As an example, consider the Automatic Flight Control System (AFCS) of the A7-E. The A7-E is a Vietnam era light-attack jet that was deployed until being replaced by the F-18. I suspect that the system used to maintain coordinated flight hasn't changed much since then.
The AFCS is a 3-axis autopilot with control augmentation. It includes automatic pitch trim, failure monitoring, with automatic disconnect and warning. There are 8 operational modes:
- Yaw stabilization
- Control augmentation
- Attitude hold
- Heading hold
- Heading select
- Altitude hold
- Automatic carrier landing system
- Ground controlled bombing
The operation of the AFCS required both electrical and hydraulic power.
The yaw stabilization mode provided coordinated turns, with an aileron-rudder interconnect, and provided up to 5 degrees rudder trim in either direction. The coordinated turn was automatic, without pilot input. The yaw computer got its signal from a lateral accelerometer, and movement of the rudder pedals placed this signal on hold. As previously noted, once airborne you kept your feet off the pedals. A pilot could engage and disengage the yaw stabilization mode.
I went to maintenance to read the maintenance log book on the aircraft. I had a launch, and was on my way out to the flight deck. This is from my memory of over 30 years ago, but nonetheless it is fairly accurate. There were pink slips and yellow slips. Pink slips were maintenance problems that had downed the aircraft at some point. I would read these to get an overall idea of the problems, recurring and otherwise. Yellow slips were, "Hey, keep an eye on this. We haven't downed the aircraft, but ..."

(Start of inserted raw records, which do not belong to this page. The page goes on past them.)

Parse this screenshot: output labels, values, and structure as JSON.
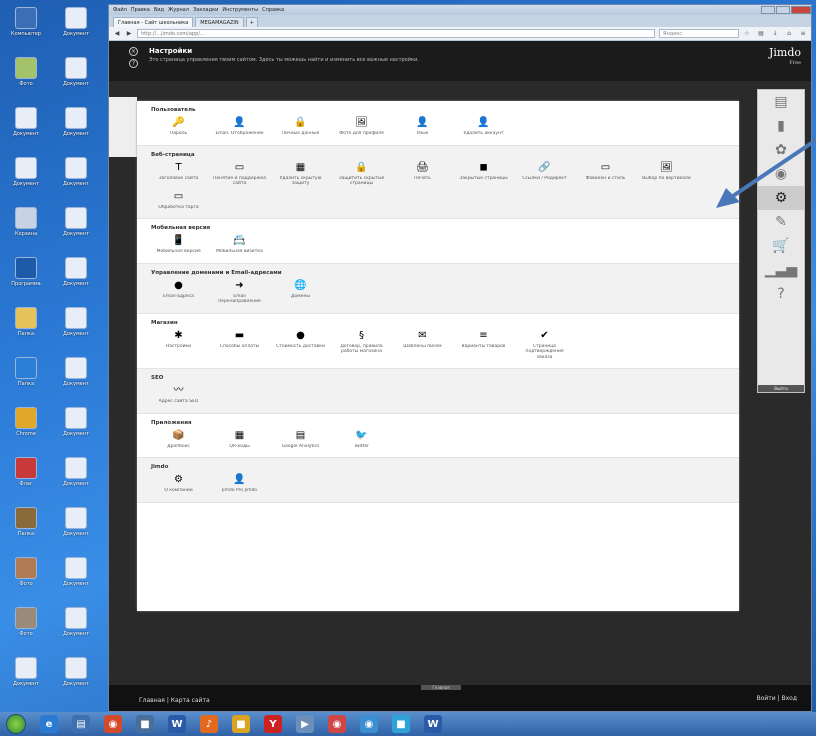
{
  "desktop": {
    "icons": [
      {
        "label": "Компьютер",
        "color": "#3a6fb5"
      },
      {
        "label": "Документ",
        "color": "#e8eef7"
      },
      {
        "label": "Фото",
        "color": "#a4c26a"
      },
      {
        "label": "Документ",
        "color": "#e8eef7"
      },
      {
        "label": "Документ",
        "color": "#e8eef7"
      },
      {
        "label": "Документ",
        "color": "#e8eef7"
      },
      {
        "label": "Документ",
        "color": "#e8eef7"
      },
      {
        "label": "Документ",
        "color": "#e8eef7"
      },
      {
        "label": "Корзина",
        "color": "#c7d3e2"
      },
      {
        "label": "Документ",
        "color": "#e8eef7"
      },
      {
        "label": "Программа",
        "color": "#1e5aa8"
      },
      {
        "label": "Документ",
        "color": "#e8eef7"
      },
      {
        "label": "Папка",
        "color": "#e5c25a"
      },
      {
        "label": "Документ",
        "color": "#e8eef7"
      },
      {
        "label": "Папка",
        "color": "#2b7fd6"
      },
      {
        "label": "Документ",
        "color": "#e8eef7"
      },
      {
        "label": "Chrome",
        "color": "#e0a82b"
      },
      {
        "label": "Документ",
        "color": "#e8eef7"
      },
      {
        "label": "Флаг",
        "color": "#c83a3a"
      },
      {
        "label": "Документ",
        "color": "#e8eef7"
      },
      {
        "label": "Папка",
        "color": "#8a6a3a"
      },
      {
        "label": "Документ",
        "color": "#e8eef7"
      },
      {
        "label": "Фото",
        "color": "#b07a55"
      },
      {
        "label": "Документ",
        "color": "#e8eef7"
      },
      {
        "label": "Фото",
        "color": "#9a8a7a"
      },
      {
        "label": "Документ",
        "color": "#e8eef7"
      },
      {
        "label": "Документ",
        "color": "#e8eef7"
      },
      {
        "label": "Документ",
        "color": "#e8eef7"
      }
    ]
  },
  "browser": {
    "menu": [
      "Файл",
      "Правка",
      "Вид",
      "Журнал",
      "Закладки",
      "Инструменты",
      "Справка"
    ],
    "tabs": [
      {
        "label": "Главная - Сайт школьника",
        "active": true
      },
      {
        "label": "MEGAMAGAZIN",
        "active": false
      }
    ],
    "new_tab": "+",
    "url": "http://...jimdo.com/app/...",
    "search_placeholder": "Яндекс"
  },
  "jimdo": {
    "title": "Настройки",
    "subtitle": "Это страница управления твоим сайтом. Здесь ты можешь найти и изменить все важные настройки.",
    "brand": "Jimdo",
    "brand_sub": "Free",
    "sections": [
      {
        "title": "Пользователь",
        "items": [
          {
            "label": "Пароль",
            "icon": "🔑",
            "icon_name": "key-icon"
          },
          {
            "label": "Email. Отображение",
            "icon": "👤",
            "icon_name": "user-icon"
          },
          {
            "label": "Личные данные",
            "icon": "🔒",
            "icon_name": "lock-icon"
          },
          {
            "label": "Фото для профиля",
            "icon": "🖼",
            "icon_name": "profile-photo-icon"
          },
          {
            "label": "Язык",
            "icon": "👤",
            "icon_name": "language-icon"
          },
          {
            "label": "Удалить аккаунт",
            "icon": "👤",
            "icon_name": "delete-account-icon"
          }
        ]
      },
      {
        "title": "Веб-страница",
        "items": [
          {
            "label": "Заголовок сайта",
            "icon": "T",
            "icon_name": "site-title-icon"
          },
          {
            "label": "Понятие и поддержка сайта",
            "icon": "▭",
            "icon_name": "support-icon"
          },
          {
            "label": "Удалить скрытую защиту",
            "icon": "▦",
            "icon_name": "protection-icon"
          },
          {
            "label": "Защитить скрытые страницы",
            "icon": "🔒",
            "icon_name": "hidden-pages-icon"
          },
          {
            "label": "Печать",
            "icon": "🖨",
            "icon_name": "print-icon"
          },
          {
            "label": "Закрытые страницы",
            "icon": "◼",
            "icon_name": "closed-pages-icon"
          },
          {
            "label": "Ссылки / Редирект",
            "icon": "🔗",
            "icon_name": "redirect-icon"
          },
          {
            "label": "Фавикон и стиль",
            "icon": "▭",
            "icon_name": "favicon-icon"
          },
          {
            "label": "Выбор по вертикали",
            "icon": "🖼",
            "icon_name": "vertical-select-icon"
          },
          {
            "label": "Обработка тарга",
            "icon": "▭",
            "icon_name": "processing-icon"
          }
        ]
      },
      {
        "title": "Мобильная версия",
        "items": [
          {
            "label": "Мобильная версия",
            "icon": "📱",
            "icon_name": "mobile-icon"
          },
          {
            "label": "Мобильная визитка",
            "icon": "📇",
            "icon_name": "mobile-card-icon"
          }
        ]
      },
      {
        "title": "Управление доменами и Email-адресами",
        "items": [
          {
            "label": "Email-адреса",
            "icon": "●",
            "icon_name": "email-icon"
          },
          {
            "label": "Email перенаправление",
            "icon": "➜",
            "icon_name": "email-forward-icon"
          },
          {
            "label": "Домены",
            "icon": "🌐",
            "icon_name": "domains-icon"
          }
        ]
      },
      {
        "title": "Магазин",
        "items": [
          {
            "label": "Настройки",
            "icon": "✱",
            "icon_name": "shop-settings-icon"
          },
          {
            "label": "Способы оплаты",
            "icon": "▬",
            "icon_name": "payment-icon"
          },
          {
            "label": "Стоимость доставки",
            "icon": "●",
            "icon_name": "shipping-icon"
          },
          {
            "label": "Договор, правила работы магазина",
            "icon": "§",
            "icon_name": "terms-icon"
          },
          {
            "label": "Шаблоны писем",
            "icon": "✉",
            "icon_name": "email-templates-icon"
          },
          {
            "label": "Варианты товаров",
            "icon": "≡",
            "icon_name": "variants-icon"
          },
          {
            "label": "Страница подтверждения заказа",
            "icon": "✔",
            "icon_name": "order-confirm-icon"
          }
        ]
      },
      {
        "title": "SEO",
        "items": [
          {
            "label": "Адрес сайта SEO",
            "icon": "〰",
            "icon_name": "seo-icon"
          }
        ]
      },
      {
        "title": "Приложения",
        "items": [
          {
            "label": "Дропбокс",
            "icon": "📦",
            "icon_name": "dropbox-icon"
          },
          {
            "label": "QR-коды",
            "icon": "▦",
            "icon_name": "qr-icon"
          },
          {
            "label": "Google Analytics",
            "icon": "▤",
            "icon_name": "analytics-icon"
          },
          {
            "label": "Twitter",
            "icon": "🐦",
            "icon_name": "twitter-icon"
          }
        ]
      },
      {
        "title": "Jimdo",
        "items": [
          {
            "label": "О компании",
            "icon": "⚙",
            "icon_name": "about-icon"
          },
          {
            "label": "Jimdo Pro Jimdo",
            "icon": "👤",
            "icon_name": "jimdo-pro-icon"
          }
        ]
      }
    ],
    "sidebar": [
      {
        "icon": "▤",
        "name": "layout-icon",
        "active": false
      },
      {
        "icon": "▮",
        "name": "design-icon",
        "active": false
      },
      {
        "icon": "✿",
        "name": "style-icon",
        "active": false
      },
      {
        "icon": "◉",
        "name": "blog-icon",
        "active": false
      },
      {
        "icon": "⚙",
        "name": "settings-icon",
        "active": true
      },
      {
        "icon": "✎",
        "name": "edit-icon",
        "active": false
      },
      {
        "icon": "🛒",
        "name": "store-icon",
        "active": false
      },
      {
        "icon": "▁▃▅",
        "name": "stats-icon",
        "active": false
      },
      {
        "icon": "?",
        "name": "help-icon",
        "active": false
      }
    ],
    "sidebar_footer": "Выйти",
    "bottom_handle": "Главная",
    "bottom_left": "Главная | Карта сайта",
    "bottom_right": "Войти | Вход"
  },
  "annotation": {
    "color": "#4a77b8"
  },
  "taskbar": {
    "apps": [
      {
        "icon": "e",
        "color": "#2a7bd4"
      },
      {
        "icon": "▤",
        "color": "#3f6fb1"
      },
      {
        "icon": "◉",
        "color": "#d34a2a"
      },
      {
        "icon": "■",
        "color": "#4a6e9a"
      },
      {
        "icon": "W",
        "color": "#2b5aa8"
      },
      {
        "icon": "♪",
        "color": "#e26a1e"
      },
      {
        "icon": "■",
        "color": "#d9a520"
      },
      {
        "icon": "Y",
        "color": "#cc2222"
      },
      {
        "icon": "▶",
        "color": "#6b8fb8"
      },
      {
        "icon": "◉",
        "color": "#d04545"
      },
      {
        "icon": "◉",
        "color": "#3a8fd0"
      },
      {
        "icon": "■",
        "color": "#2fa3d8"
      },
      {
        "icon": "W",
        "color": "#2b5aa8"
      }
    ]
  }
}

The mission included unusual attitudes, and low speed flight, common in air-combat maneuvering. I looked over the log book and noticed the AFCS had a yellow sheet, and stated that the system had initiated abrupt rudder control inputs at a point in a previous flight. It was yellow because maintenance was not able to reproduce the problem. I didn't connect the dots, although you might have.
I didn't think too much of the yellow sheet because I never had problems with the AFCS system. Additionally, it was automatic and so I rarely interacted with it except for hitting the switch that engaged it.
In the dog fight I ended up on my back with 0 airspeed at around 20,000 feet. The AFCS inadvertently commanded an abrupt rudder input. A departed aircraft, with a yaw input, are the conditions necessary for a spin.
And spin I did.
The AFCS yaw stabilization is great for allowing the pilot to concentrate on other tasks other than looking at the turn needle, like looking for the enemy at your 6. One must always remember, though, that automatic systems are often clever by one half.